These are the Economic Commission of Africa (ECA), Economic Commission of Europe (ECE), Economic Commission of Latin American Countries (ECLAC), Economic and Social Commission for Asia and the Pacific (ESCAP) and Economic and Social Commission for Western Asia (ESCWA).

The report says the problems stalking the global economy are multiple and interconnected, with the most pressing challenges lying in the failure to address the continued jobs crisis and declining prospects for economic growth in developed nations.

The report further says as unemployment remains high, at nearly 9 per cent, and incomes stagnate, the recovery in the global economy is stalling in the short run, owing to the lack of aggregate demand.

As an increasing number of workers are out of work for longer periods of time, medium-term growth prospects willsuffer because of the detrimental effect on workers’ skills and experience.

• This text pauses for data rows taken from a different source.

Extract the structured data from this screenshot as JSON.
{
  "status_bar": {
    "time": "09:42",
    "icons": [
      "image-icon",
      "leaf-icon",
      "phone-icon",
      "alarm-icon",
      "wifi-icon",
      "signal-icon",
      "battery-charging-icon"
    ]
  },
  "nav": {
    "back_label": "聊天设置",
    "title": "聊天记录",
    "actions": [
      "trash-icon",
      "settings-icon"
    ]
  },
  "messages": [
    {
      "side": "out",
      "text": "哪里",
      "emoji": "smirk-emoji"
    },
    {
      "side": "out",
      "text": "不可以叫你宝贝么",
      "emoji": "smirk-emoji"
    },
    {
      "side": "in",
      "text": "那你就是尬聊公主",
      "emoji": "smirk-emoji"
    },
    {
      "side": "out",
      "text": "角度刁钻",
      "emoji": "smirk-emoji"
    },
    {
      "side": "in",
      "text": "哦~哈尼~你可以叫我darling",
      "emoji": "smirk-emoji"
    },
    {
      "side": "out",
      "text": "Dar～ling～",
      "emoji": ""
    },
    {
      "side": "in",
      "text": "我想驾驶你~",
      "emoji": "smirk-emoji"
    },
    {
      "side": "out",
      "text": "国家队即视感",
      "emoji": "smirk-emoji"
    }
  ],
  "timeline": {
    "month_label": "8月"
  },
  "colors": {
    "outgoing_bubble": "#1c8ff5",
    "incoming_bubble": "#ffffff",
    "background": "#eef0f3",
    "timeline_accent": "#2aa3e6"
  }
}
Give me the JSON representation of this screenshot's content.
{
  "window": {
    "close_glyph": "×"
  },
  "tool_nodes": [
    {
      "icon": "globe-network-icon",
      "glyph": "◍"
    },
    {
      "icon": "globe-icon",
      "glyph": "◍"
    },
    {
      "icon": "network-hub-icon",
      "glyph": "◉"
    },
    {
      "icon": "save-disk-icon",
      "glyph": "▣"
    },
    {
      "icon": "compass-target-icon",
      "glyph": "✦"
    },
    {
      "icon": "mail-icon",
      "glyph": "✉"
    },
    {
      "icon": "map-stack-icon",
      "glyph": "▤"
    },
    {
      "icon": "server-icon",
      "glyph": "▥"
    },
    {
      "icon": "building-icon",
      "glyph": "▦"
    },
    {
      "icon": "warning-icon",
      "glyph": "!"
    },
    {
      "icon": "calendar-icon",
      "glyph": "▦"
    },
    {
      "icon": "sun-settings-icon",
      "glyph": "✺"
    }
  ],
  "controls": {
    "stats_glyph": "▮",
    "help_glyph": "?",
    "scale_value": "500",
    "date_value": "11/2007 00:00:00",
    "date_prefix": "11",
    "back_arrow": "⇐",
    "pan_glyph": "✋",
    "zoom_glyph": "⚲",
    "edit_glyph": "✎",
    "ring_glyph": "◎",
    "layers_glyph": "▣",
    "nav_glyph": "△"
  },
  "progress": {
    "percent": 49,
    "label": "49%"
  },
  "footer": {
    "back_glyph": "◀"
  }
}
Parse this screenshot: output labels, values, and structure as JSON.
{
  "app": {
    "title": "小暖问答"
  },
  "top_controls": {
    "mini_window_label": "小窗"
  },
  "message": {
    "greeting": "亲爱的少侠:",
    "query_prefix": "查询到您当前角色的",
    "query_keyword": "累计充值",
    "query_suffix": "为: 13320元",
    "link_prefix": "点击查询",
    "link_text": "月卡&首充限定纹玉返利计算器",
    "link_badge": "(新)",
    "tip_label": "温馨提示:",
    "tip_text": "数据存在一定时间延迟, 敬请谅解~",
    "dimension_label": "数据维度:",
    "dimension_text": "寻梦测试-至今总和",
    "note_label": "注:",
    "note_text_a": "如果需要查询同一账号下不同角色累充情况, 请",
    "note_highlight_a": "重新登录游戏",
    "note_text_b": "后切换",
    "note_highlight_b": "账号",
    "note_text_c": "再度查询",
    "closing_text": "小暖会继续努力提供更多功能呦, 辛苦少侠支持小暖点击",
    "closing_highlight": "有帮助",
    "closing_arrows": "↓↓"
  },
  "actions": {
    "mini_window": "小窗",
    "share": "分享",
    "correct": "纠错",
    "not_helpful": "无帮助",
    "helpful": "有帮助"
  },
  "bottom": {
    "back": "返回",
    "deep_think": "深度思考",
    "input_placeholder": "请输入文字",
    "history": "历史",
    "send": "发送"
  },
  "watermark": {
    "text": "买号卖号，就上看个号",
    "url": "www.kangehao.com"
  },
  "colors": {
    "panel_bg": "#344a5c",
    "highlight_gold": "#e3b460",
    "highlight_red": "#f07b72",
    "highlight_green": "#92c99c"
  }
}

The European Union (EU) and the United States of America which form the two largest economies in the world, are expected to be the ones with the most problems, meaning they could easily feed into each other and lead to another global recession.

However developing countries are not immune according to the report, although they had rebounded strongly from the global recession of 2009, the report says they will be hit through trade and financial roadblocks.

One such concern for developing countries as well as those of the developed world is the pace of employment recovery for the 64 million unemployed worldwide, especially younger people.

It predicts that the recovery of world trade is expected to continue to decelerate even though commodity prices have increased, but remain highly volatile while fragilities in the international financial markets are affecting financing in developing economies.

One notable concern is the possibility that more severe fiscal austerity would push the United States economy into recession.

It cited the political wrangling over the budget in the United States which is the main factor that could

harm economic growth immediately, if it leads to severe fiscal austerity.

In terms of Africa growth has been forecasted to see an increase in its overall growth from 2.7 per cent in 2011 to 5.0 per cent in 2012, marking a pronounced recovery from the disruptions caused by

political unrest, as well as a return to the solid growth trends that had emerged after the peak of the global economic crisis.

Important driving forces for this trend in Africa, which are forecasted to lead to growth of 5.1 per cent in 2013, will be relatively strong commodity prices, solid external capital inflows and a continued expansion of demand and investment from Asia.

However, the UN report states, countries across the continent will continue to have widely divergent growth outcomes owing to a number of circumstances, such as military conflicts, a lack of infrastructure, corruption and severe drought conditions.

It also warns that in some countries, these factors will severely depress growth and, much more importantly, will likely have a grave humanitarian toll.

Ethiopia which is one of the countries with humanitarian concerns such as the negative impact of drought conditions on agricultural output in some areas is expected be overshadowed by having  strong growth,  reflected by  continued infrastructure improvements, especially in the energy sector.